When people are searching for a particular service, keywords or key phrases are used. These keywords will determine which websites are displayed on the search results page.


A landing page is the page where a visitor first enters a website. Oftentimes, a special landing page is created to elicit a specific action from a new visitor (usually in connection with an advertising or marketing campaign).


Meta data is the data contained in the header of a website that offers information about the web page that a visitor is currently on. The information contained in this meta data isn't viewable on the web page (except in the source code). Meta data is contained within meta tags.


Words and code embedded in the HTML code of a web page, provide useful information that are not defined by other HTML elements. Their function is to provide information about a document and about a document's content. Search engines use this information to categorize, prioritize and rank websites.


Navigation refers to the system that allows visitors to a website to move around it. Navigation is most often thought of in terms of menus, but links within pages, breadcrumbs, related links, pagination, and any other links that allow a visitor to move from one page to another are considered types of navigation.


Open source refers to the source code of a computer program that's been made available to the general public. Open source software includes both web-based and desktop applications. Open source programs are generally free or low cost and are developed by teams of people, often volunteers.


Pageviews are the number of times that visitors (or search engine spiders) looked at a given web page.


RSS is a standardized format that allows content to be syndicated from one site to another. It's most commonly used on blogs to allow visitors to subscribe and receive updates via a feed reader.


Display resolution is the physical number of pixels displayed on a screen (such as 1280×1024). Image resolution refers to the number of pixels or dots per inch on a computer screen (ideally 72dpi for web use and 300dpi for print quality).


Responsive design is a web design approach aimed at crafting a single website that provides an optimal viewing experience—easy reading and navigation with a minimum of resizing, panning, and scrolling—across a wide range of devices (from mobile phones to desktop computer monitors).


Script generally refers to a portion of code on an HTML page that makes the page more dynamic and interactive. Scripts can be written in a variety of languages, including JavaScript.

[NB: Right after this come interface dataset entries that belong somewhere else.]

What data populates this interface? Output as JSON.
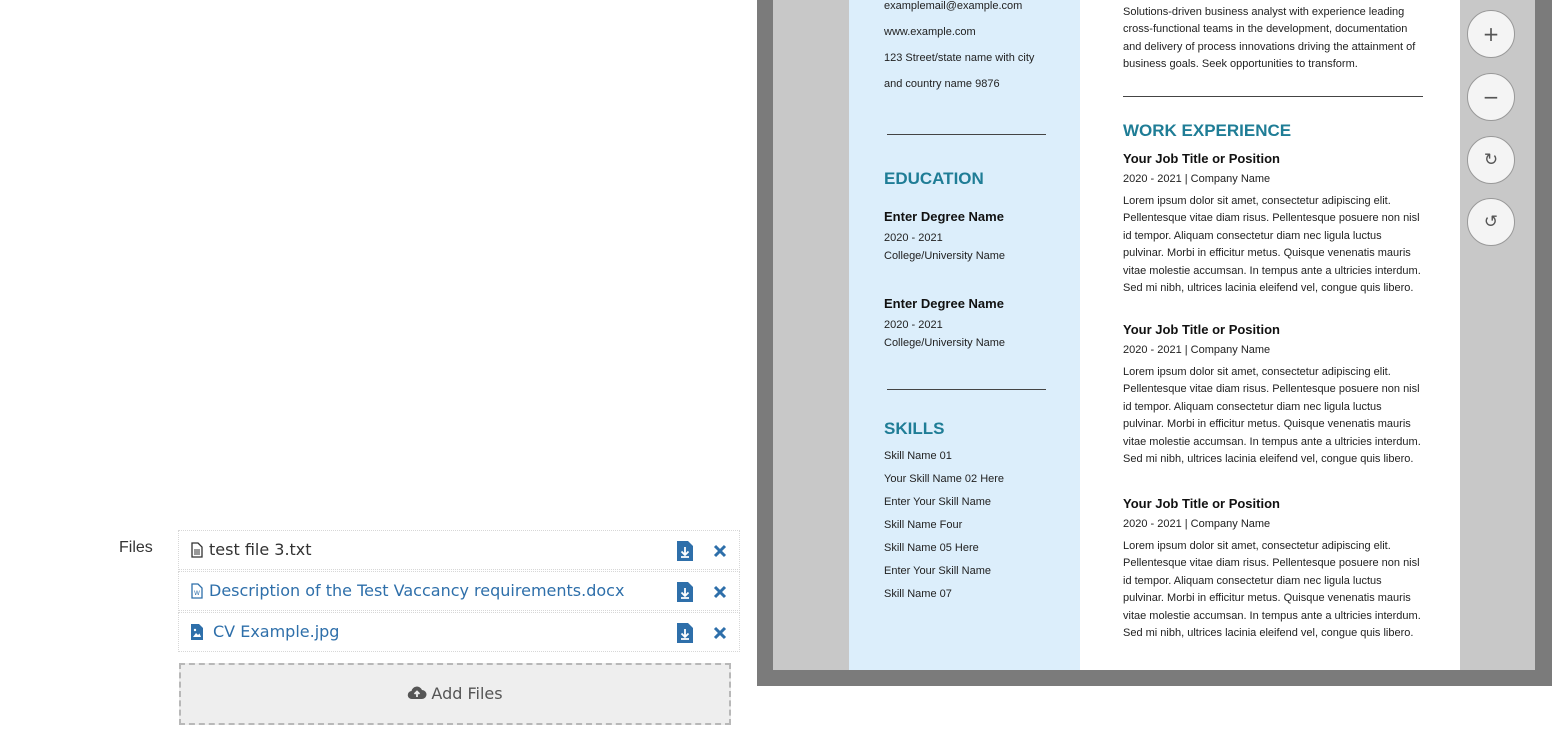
{
  "files_section": {
    "label": "Files",
    "items": [
      {
        "name": "test file 3.txt",
        "icon": "text-file-icon"
      },
      {
        "name": "Description of the Test Vaccancy requirements.docx",
        "icon": "word-file-icon"
      },
      {
        "name": "CV Example.jpg",
        "icon": "image-file-icon"
      }
    ],
    "add_label": "Add Files"
  },
  "colors": {
    "link": "#2e6faa",
    "heading": "#1f7d96",
    "sidebar": "#dceefb"
  },
  "viewer": {
    "controls": [
      "+",
      "−",
      "↻",
      "↺"
    ],
    "resume": {
      "contact": [
        "examplemail@example.com",
        "www.example.com",
        "123 Street/state name with city",
        "and country name 9876"
      ],
      "summary_lines": [
        "Solutions-driven business analyst with experience leading",
        "cross-functional teams in the development, documentation",
        "and delivery of process innovations driving the attainment of",
        "business goals. Seek opportunities to transform."
      ],
      "education": {
        "heading": "EDUCATION",
        "entries": [
          {
            "degree": "Enter  Degree Name",
            "years": "2020 - 2021",
            "school": "College/University Name"
          },
          {
            "degree": "Enter  Degree Name",
            "years": "2020 - 2021",
            "school": "College/University Name"
          }
        ]
      },
      "skills": {
        "heading": "SKILLS",
        "items": [
          "Skill Name 01",
          "Your Skill Name 02 Here",
          "Enter Your Skill Name",
          "Skill Name Four",
          "Skill Name 05 Here",
          "Enter Your Skill Name",
          "Skill Name 07"
        ]
      },
      "experience": {
        "heading": "WORK EXPERIENCE",
        "jobs": [
          {
            "title": "Your Job Title or Position",
            "meta": "2020 - 2021 | Company Name"
          },
          {
            "title": "Your Job Title or Position",
            "meta": "2020 - 2021 | Company Name"
          },
          {
            "title": "Your Job Title or Position",
            "meta": "2020 - 2021 | Company Name"
          }
        ],
        "body_lines": [
          "Lorem ipsum dolor sit amet, consectetur adipiscing elit.",
          "Pellentesque vitae diam risus. Pellentesque posuere non nisl",
          "id tempor. Aliquam consectetur diam nec ligula luctus",
          "pulvinar. Morbi in efficitur metus. Quisque venenatis mauris",
          "vitae molestie accumsan. In tempus ante a ultricies interdum.",
          "Sed mi nibh, ultrices lacinia eleifend vel, congue quis libero."
        ]
      }
    }
  }
}
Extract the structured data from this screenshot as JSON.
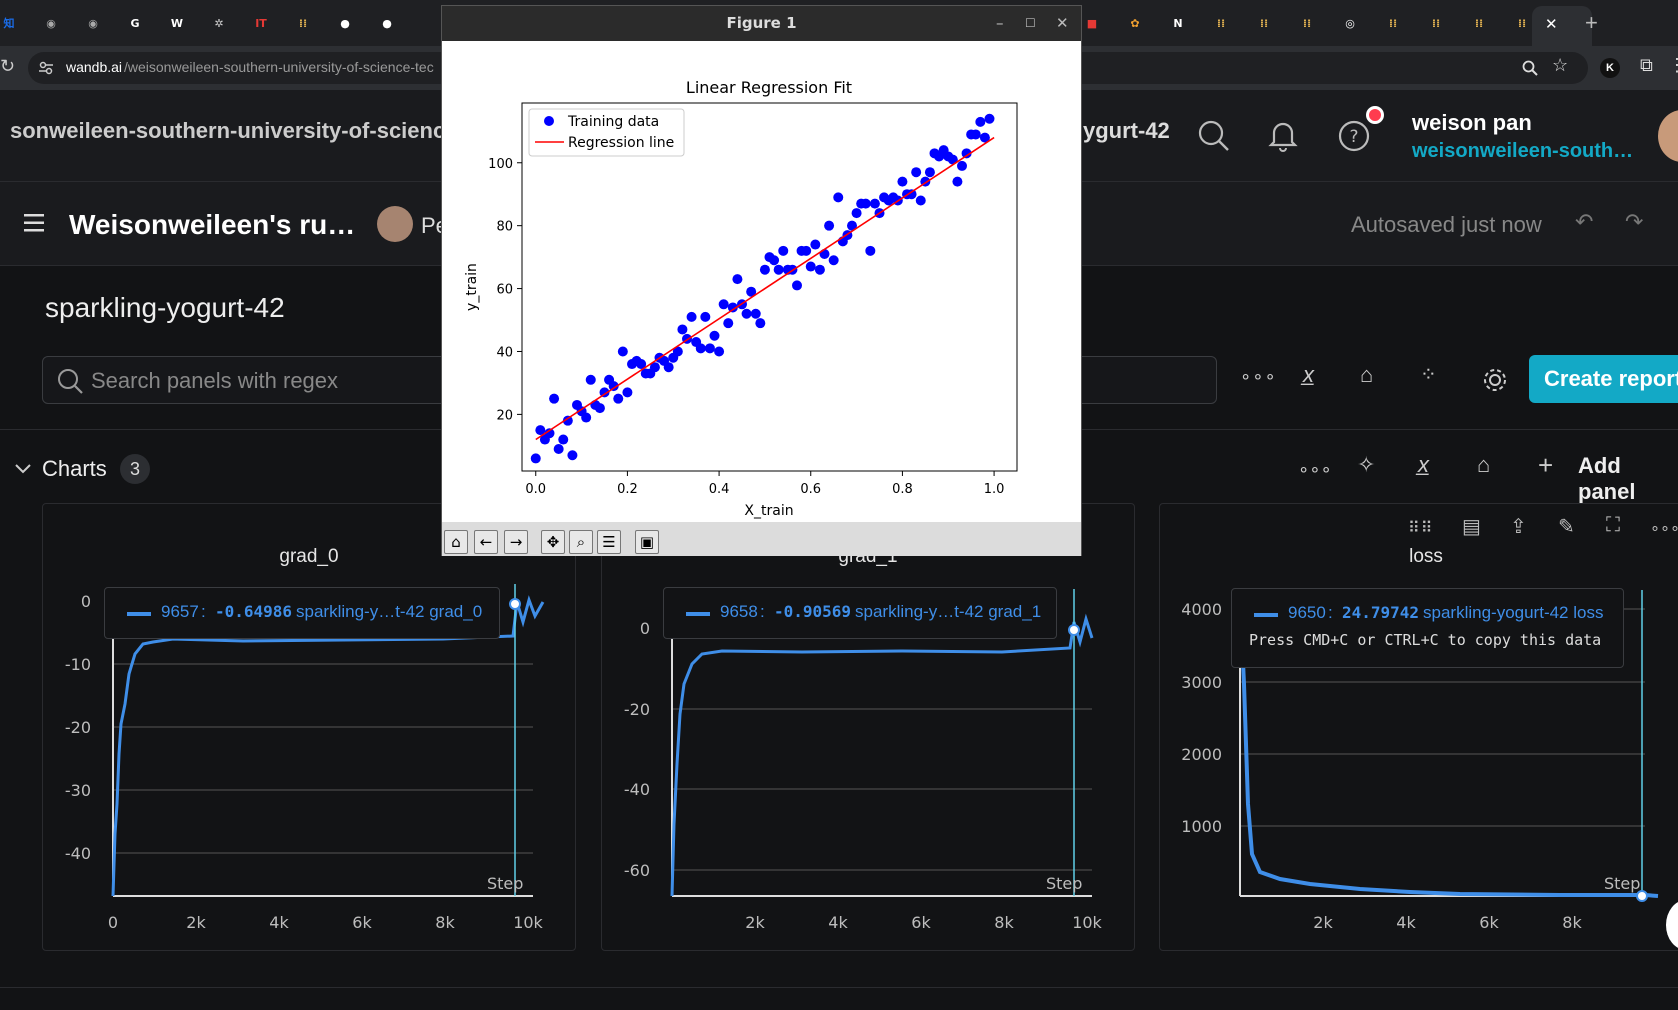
{
  "browser": {
    "url_domain": "wandb.ai",
    "url_path": "/weisonweileen-southern-university-of-science-tec",
    "tab_icons": [
      {
        "glyph": "知",
        "color": "#1a6ce8"
      },
      {
        "glyph": "◉",
        "color": "#aaaaaa"
      },
      {
        "glyph": "◉",
        "color": "#aaaaaa"
      },
      {
        "glyph": "G",
        "color": "#ffffff"
      },
      {
        "glyph": "W",
        "color": "#ffffff"
      },
      {
        "glyph": "✲",
        "color": "#cccccc"
      },
      {
        "glyph": "IT",
        "color": "#e53935"
      },
      {
        "glyph": "⁞⁞",
        "color": "#e0b050"
      },
      {
        "glyph": "●",
        "color": "#ffffff"
      },
      {
        "glyph": "●",
        "color": "#ffffff"
      }
    ],
    "tab_icons_right": [
      {
        "glyph": "■",
        "color": "#e53935"
      },
      {
        "glyph": "✿",
        "color": "#f0a030"
      },
      {
        "glyph": "N",
        "color": "#ffffff"
      },
      {
        "glyph": "⁞⁞",
        "color": "#e0b050"
      },
      {
        "glyph": "⁞⁞",
        "color": "#e0b050"
      },
      {
        "glyph": "⁞⁞",
        "color": "#e0b050"
      },
      {
        "glyph": "◎",
        "color": "#ffffff"
      },
      {
        "glyph": "⁞⁞",
        "color": "#e0b050"
      },
      {
        "glyph": "⁞⁞",
        "color": "#e0b050"
      },
      {
        "glyph": "⁞⁞",
        "color": "#e0b050"
      },
      {
        "glyph": "⁞⁞",
        "color": "#e0b050"
      }
    ],
    "close_tab": "✕",
    "new_tab": "+"
  },
  "header": {
    "breadcrumb": "sonweileen-southern-university-of-scienc",
    "run_crumb": "ygurt-42",
    "user_name": "weison pan",
    "user_org": "weisonweileen-south…"
  },
  "run": {
    "title": "Weisonweileen's ru…",
    "collab_initial": "Pe",
    "autosave": "Autosaved just now",
    "name": "sparkling-yogurt-42"
  },
  "toolbar": {
    "search_placeholder": "Search panels with regex",
    "create_report": "Create report"
  },
  "section": {
    "title": "Charts",
    "count": "3",
    "add_panel": "Add panel"
  },
  "panels": [
    {
      "title": "grad_0",
      "tooltip": {
        "step": "9657",
        "value": "-0.64986",
        "label": "sparkling-y…t-42 grad_0"
      },
      "x_ticks": [
        "0",
        "2k",
        "4k",
        "6k",
        "8k",
        "10k"
      ],
      "y_ticks": [
        "0",
        "-10",
        "-20",
        "-30",
        "-40"
      ],
      "step_label": "Step"
    },
    {
      "title": "grad_1",
      "tooltip": {
        "step": "9658",
        "value": "-0.90569",
        "label": "sparkling-y…t-42 grad_1"
      },
      "x_ticks": [
        "2k",
        "4k",
        "6k",
        "8k",
        "10k"
      ],
      "y_ticks": [
        "0",
        "-20",
        "-40",
        "-60"
      ],
      "step_label": "Step"
    },
    {
      "title": "loss",
      "tooltip": {
        "step": "9650",
        "value": "24.79742",
        "label": "sparkling-yogurt-42 loss",
        "hint": "Press CMD+C or CTRL+C to copy this data"
      },
      "x_ticks": [
        "2k",
        "4k",
        "6k",
        "8k"
      ],
      "y_ticks": [
        "4000",
        "3000",
        "2000",
        "1000"
      ],
      "step_label": "Step"
    }
  ],
  "figure": {
    "window_title": "Figure 1",
    "minimize": "–",
    "maximize": "☐",
    "close": "✕",
    "toolbar_icons": [
      "home-icon",
      "back-icon",
      "forward-icon",
      "pan-icon",
      "zoom-icon",
      "configure-icon",
      "save-icon"
    ]
  },
  "chart_data": {
    "type": "scatter",
    "title": "Linear Regression Fit",
    "xlabel": "X_train",
    "ylabel": "y_train",
    "xlim": [
      -0.03,
      1.05
    ],
    "ylim": [
      2,
      119
    ],
    "x_ticks": [
      0.0,
      0.2,
      0.4,
      0.6,
      0.8,
      1.0
    ],
    "x_tick_labels": [
      "0.0",
      "0.2",
      "0.4",
      "0.6",
      "0.8",
      "1.0"
    ],
    "y_ticks": [
      20,
      40,
      60,
      80,
      100
    ],
    "legend_position": "top-left",
    "series": [
      {
        "name": "Training data",
        "kind": "scatter",
        "color": "#0000ff",
        "points": [
          [
            0.0,
            6
          ],
          [
            0.01,
            15
          ],
          [
            0.02,
            12
          ],
          [
            0.03,
            14
          ],
          [
            0.04,
            25
          ],
          [
            0.05,
            9
          ],
          [
            0.06,
            12
          ],
          [
            0.07,
            18
          ],
          [
            0.08,
            7
          ],
          [
            0.09,
            23
          ],
          [
            0.1,
            21
          ],
          [
            0.11,
            19
          ],
          [
            0.12,
            31
          ],
          [
            0.13,
            23
          ],
          [
            0.14,
            22
          ],
          [
            0.15,
            27
          ],
          [
            0.16,
            31
          ],
          [
            0.17,
            29
          ],
          [
            0.18,
            25
          ],
          [
            0.19,
            40
          ],
          [
            0.2,
            27
          ],
          [
            0.21,
            36
          ],
          [
            0.22,
            37
          ],
          [
            0.23,
            36
          ],
          [
            0.24,
            33
          ],
          [
            0.25,
            33
          ],
          [
            0.26,
            35
          ],
          [
            0.27,
            38
          ],
          [
            0.28,
            37
          ],
          [
            0.29,
            35
          ],
          [
            0.3,
            38
          ],
          [
            0.31,
            40
          ],
          [
            0.32,
            47
          ],
          [
            0.33,
            44
          ],
          [
            0.34,
            51
          ],
          [
            0.35,
            43
          ],
          [
            0.36,
            41
          ],
          [
            0.37,
            51
          ],
          [
            0.38,
            41
          ],
          [
            0.39,
            45
          ],
          [
            0.4,
            40
          ],
          [
            0.41,
            55
          ],
          [
            0.42,
            49
          ],
          [
            0.43,
            54
          ],
          [
            0.44,
            63
          ],
          [
            0.45,
            55
          ],
          [
            0.46,
            52
          ],
          [
            0.47,
            59
          ],
          [
            0.48,
            52
          ],
          [
            0.49,
            49
          ],
          [
            0.5,
            66
          ],
          [
            0.51,
            70
          ],
          [
            0.52,
            69
          ],
          [
            0.53,
            66
          ],
          [
            0.54,
            72
          ],
          [
            0.55,
            66
          ],
          [
            0.56,
            66
          ],
          [
            0.57,
            61
          ],
          [
            0.58,
            72
          ],
          [
            0.59,
            72
          ],
          [
            0.6,
            67
          ],
          [
            0.61,
            74
          ],
          [
            0.62,
            66
          ],
          [
            0.63,
            71
          ],
          [
            0.64,
            80
          ],
          [
            0.65,
            69
          ],
          [
            0.66,
            89
          ],
          [
            0.67,
            75
          ],
          [
            0.68,
            77
          ],
          [
            0.69,
            80
          ],
          [
            0.7,
            84
          ],
          [
            0.71,
            87
          ],
          [
            0.72,
            87
          ],
          [
            0.73,
            72
          ],
          [
            0.74,
            87
          ],
          [
            0.75,
            84
          ],
          [
            0.76,
            89
          ],
          [
            0.77,
            88
          ],
          [
            0.78,
            89
          ],
          [
            0.79,
            88
          ],
          [
            0.8,
            94
          ],
          [
            0.81,
            90
          ],
          [
            0.82,
            90
          ],
          [
            0.83,
            97
          ],
          [
            0.84,
            88
          ],
          [
            0.85,
            94
          ],
          [
            0.86,
            97
          ],
          [
            0.87,
            103
          ],
          [
            0.88,
            102
          ],
          [
            0.89,
            104
          ],
          [
            0.9,
            102
          ],
          [
            0.91,
            101
          ],
          [
            0.92,
            94
          ],
          [
            0.93,
            99
          ],
          [
            0.94,
            103
          ],
          [
            0.95,
            109
          ],
          [
            0.96,
            109
          ],
          [
            0.97,
            113
          ],
          [
            0.98,
            108
          ],
          [
            0.99,
            114
          ]
        ]
      },
      {
        "name": "Regression line",
        "kind": "line",
        "color": "#ff0000",
        "points": [
          [
            0.0,
            12
          ],
          [
            1.0,
            108
          ]
        ]
      }
    ]
  }
}
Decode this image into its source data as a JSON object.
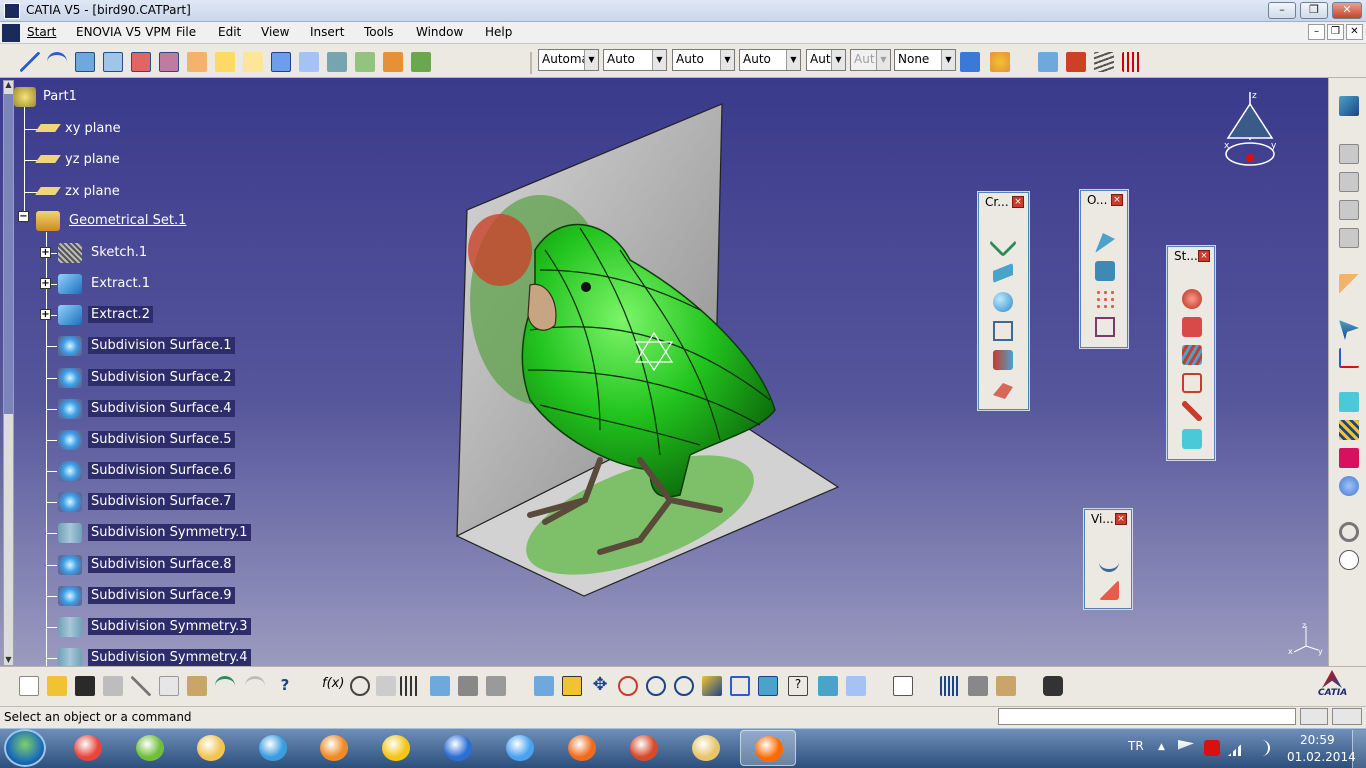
{
  "window": {
    "title": "CATIA V5 - [bird90.CATPart]"
  },
  "window_controls": {
    "minimize": "–",
    "restore": "❐",
    "close": "✕"
  },
  "doc_controls": {
    "minimize": "–",
    "restore": "❐",
    "close": "✕"
  },
  "menu": {
    "start": "Start",
    "enovia": "ENOVIA V5 VPM",
    "file": "File",
    "edit": "Edit",
    "view": "View",
    "insert": "Insert",
    "tools": "Tools",
    "window": "Window",
    "help": "Help"
  },
  "graphic_properties": {
    "color": "Automa",
    "transparency": "Auto",
    "line_thickness": "Auto",
    "linetype": "Auto",
    "point_type": "Aut",
    "layer_disabled": "Aut",
    "layer": "None"
  },
  "tree": {
    "root": "Part1",
    "planes": [
      "xy plane",
      "yz plane",
      "zx plane"
    ],
    "geometrical_set": "Geometrical Set.1",
    "children": [
      {
        "label": "Sketch.1",
        "icon": "sketch-icon",
        "expandable": true,
        "selected": false
      },
      {
        "label": "Extract.1",
        "icon": "extract-icon",
        "expandable": true,
        "selected": false
      },
      {
        "label": "Extract.2",
        "icon": "extract-icon",
        "expandable": true,
        "selected": true
      },
      {
        "label": "Subdivision Surface.1",
        "icon": "subdivision-surface-icon",
        "expandable": false,
        "selected": true
      },
      {
        "label": "Subdivision Surface.2",
        "icon": "subdivision-surface-icon",
        "expandable": false,
        "selected": true
      },
      {
        "label": "Subdivision Surface.4",
        "icon": "subdivision-surface-icon",
        "expandable": false,
        "selected": true
      },
      {
        "label": "Subdivision Surface.5",
        "icon": "subdivision-surface-icon",
        "expandable": false,
        "selected": true
      },
      {
        "label": "Subdivision Surface.6",
        "icon": "subdivision-surface-icon",
        "expandable": false,
        "selected": true
      },
      {
        "label": "Subdivision Surface.7",
        "icon": "subdivision-surface-icon",
        "expandable": false,
        "selected": true
      },
      {
        "label": "Subdivision Symmetry.1",
        "icon": "subdivision-symmetry-icon",
        "expandable": false,
        "selected": true
      },
      {
        "label": "Subdivision Surface.8",
        "icon": "subdivision-surface-icon",
        "expandable": false,
        "selected": true
      },
      {
        "label": "Subdivision Surface.9",
        "icon": "subdivision-surface-icon",
        "expandable": false,
        "selected": true
      },
      {
        "label": "Subdivision Symmetry.3",
        "icon": "subdivision-symmetry-icon",
        "expandable": false,
        "selected": true
      },
      {
        "label": "Subdivision Symmetry.4",
        "icon": "subdivision-symmetry-icon",
        "expandable": false,
        "selected": true
      }
    ]
  },
  "palettes": {
    "creation": {
      "title": "Cr..."
    },
    "operations": {
      "title": "O..."
    },
    "styling": {
      "title": "St..."
    },
    "view": {
      "title": "Vi..."
    }
  },
  "compass_axes": {
    "z": "z",
    "x": "x",
    "y": "y"
  },
  "axis_triad": {
    "z": "z",
    "x": "x",
    "y": "y"
  },
  "status": {
    "message": "Select an object or a command",
    "input_value": ""
  },
  "catia_logo": "CATIA",
  "taskbar": {
    "language": "TR",
    "time": "20:59",
    "date": "01.02.2014",
    "apps": [
      {
        "name": "chrome-icon",
        "color": "#e8453c"
      },
      {
        "name": "utorrent-icon",
        "color": "#6fbf3a"
      },
      {
        "name": "file-explorer-icon",
        "color": "#f3c453"
      },
      {
        "name": "internet-explorer-icon",
        "color": "#3a9de0"
      },
      {
        "name": "media-player-icon",
        "color": "#f08a24"
      },
      {
        "name": "lightning-app-icon",
        "color": "#f5c516"
      },
      {
        "name": "media-center-icon",
        "color": "#2b6fd6"
      },
      {
        "name": "device-sync-icon",
        "color": "#4aa3f0"
      },
      {
        "name": "firefox-like-icon",
        "color": "#f06b1c"
      },
      {
        "name": "ccleaner-icon",
        "color": "#d84a2a"
      },
      {
        "name": "image-viewer-icon",
        "color": "#e8c56a"
      },
      {
        "name": "catia-app-icon",
        "color": "#ff6a00"
      }
    ]
  },
  "colors": {
    "viewport_top": "#3a3a8c",
    "viewport_bottom": "#9b9bc0",
    "bird_body": "#22c41e",
    "tree_selection": "#2c2d6a"
  }
}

A search engine is an online application that is designed to search for information on the World Wide Web. The search results are generally presented as search engine results pages (SERPs). 


SEO utilizes a combination of strategies, techniques, and tactics to increase the number of visitors to a website by obtaining a high-ranking placement in search results on Google, Bing, Yahoo and other search engines.


Server-side refers to scripts run on a web server, as opposed to in a user's browser.


Social media marketing refers to the process of gaining website traffic or brand exposure through the publication of content and generation of audience engagement via social media platforms.


In very simple terms a URL is the address of a web page on the World Wide Web, the name or numbers that appear in the address window of your browser. The acronym URL stands for Uniform Resource Locator. URLs are often confused with domain names. 


Usability refers to how easy it is for a visitor to use your site in its intended manner. In other words, the navigation, content, images, and interactive elements should all be functioning and easy to use, and your visitors shouldn't require special knowledge or training in order to use your site.


Web standards are specifications recommended by the World Wide Web Consortium (w3c) for standardizing website design. The main purpose of web standards is to make it easier for both designers and those who create web browsers to make sites that will appear consistent across multiple platforms.